Data to examine
*** Block opens ***
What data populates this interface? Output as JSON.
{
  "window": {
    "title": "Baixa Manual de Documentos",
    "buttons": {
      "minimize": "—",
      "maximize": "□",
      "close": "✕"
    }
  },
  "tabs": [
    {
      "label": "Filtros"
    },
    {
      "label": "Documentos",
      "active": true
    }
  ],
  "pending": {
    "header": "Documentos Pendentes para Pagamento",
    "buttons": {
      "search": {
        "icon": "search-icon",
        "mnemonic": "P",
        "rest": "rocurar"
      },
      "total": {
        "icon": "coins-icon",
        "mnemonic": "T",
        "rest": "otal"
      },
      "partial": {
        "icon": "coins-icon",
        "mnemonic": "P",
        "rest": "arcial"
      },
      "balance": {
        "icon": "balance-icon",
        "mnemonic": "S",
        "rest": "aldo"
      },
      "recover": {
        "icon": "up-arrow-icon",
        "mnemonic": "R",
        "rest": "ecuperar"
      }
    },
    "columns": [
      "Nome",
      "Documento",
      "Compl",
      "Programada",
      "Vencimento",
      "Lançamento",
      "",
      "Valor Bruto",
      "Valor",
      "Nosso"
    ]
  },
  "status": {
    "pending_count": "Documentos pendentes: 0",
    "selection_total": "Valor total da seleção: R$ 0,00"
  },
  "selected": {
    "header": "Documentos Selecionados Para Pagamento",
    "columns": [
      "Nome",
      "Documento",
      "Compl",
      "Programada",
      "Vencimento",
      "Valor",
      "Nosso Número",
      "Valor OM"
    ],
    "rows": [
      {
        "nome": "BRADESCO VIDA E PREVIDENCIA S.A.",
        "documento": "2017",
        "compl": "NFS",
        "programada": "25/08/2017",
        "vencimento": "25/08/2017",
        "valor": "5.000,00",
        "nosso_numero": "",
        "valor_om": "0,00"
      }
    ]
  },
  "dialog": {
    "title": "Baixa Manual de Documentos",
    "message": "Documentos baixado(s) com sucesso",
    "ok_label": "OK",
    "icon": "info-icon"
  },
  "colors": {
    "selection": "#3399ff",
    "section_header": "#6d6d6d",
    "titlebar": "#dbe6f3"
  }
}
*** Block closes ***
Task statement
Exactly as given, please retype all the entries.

Written answer
What data populates this interface? Output as JSON.
{
  "window": {
    "title": "Baixa Manual de Documentos",
    "buttons": {
      "minimize": "—",
      "maximize": "□",
      "close": "✕"
    }
  },
  "tabs": [
    {
      "label": "Filtros"
    },
    {
      "label": "Documentos",
      "active": true
    }
  ],
  "pending": {
    "header": "Documentos Pendentes para Pagamento",
    "buttons": {
      "search": {
        "icon": "search-icon",
        "mnemonic": "P",
        "rest": "rocurar"
      },
      "total": {
        "icon": "coins-icon",
        "mnemonic": "T",
        "rest": "otal"
      },
      "partial": {
        "icon": "coins-icon",
        "mnemonic": "P",
        "rest": "arcial"
      },
      "balance": {
        "icon": "balance-icon",
        "mnemonic": "S",
        "rest": "aldo"
      },
      "recover": {
        "icon": "up-arrow-icon",
        "mnemonic": "R",
        "rest": "ecuperar"
      }
    },
    "columns": [
      "Nome",
      "Documento",
      "Compl",
      "Programada",
      "Vencimento",
      "Lançamento",
      "",
      "Valor Bruto",
      "Valor",
      "Nosso"
    ]
  },
  "status": {
    "pending_count": "Documentos pendentes: 0",
    "selection_total": "Valor total da seleção: R$ 0,00"
  },
  "selected": {
    "header": "Documentos Selecionados Para Pagamento",
    "columns": [
      "Nome",
      "Documento",
      "Compl",
      "Programada",
      "Vencimento",
      "Valor",
      "Nosso Número",
      "Valor OM"
    ],
    "rows": [
      {
        "nome": "BRADESCO VIDA E PREVIDENCIA S.A.",
        "documento": "2017",
        "compl": "NFS",
        "programada": "25/08/2017",
        "vencimento": "25/08/2017",
        "valor": "5.000,00",
        "nosso_numero": "",
        "valor_om": "0,00"
      }
    ]
  },
  "dialog": {
    "title": "Baixa Manual de Documentos",
    "message": "Documentos baixado(s) com sucesso",
    "ok_label": "OK",
    "icon": "info-icon"
  },
  "colors": {
    "selection": "#3399ff",
    "section_header": "#6d6d6d",
    "titlebar": "#dbe6f3"
  }
}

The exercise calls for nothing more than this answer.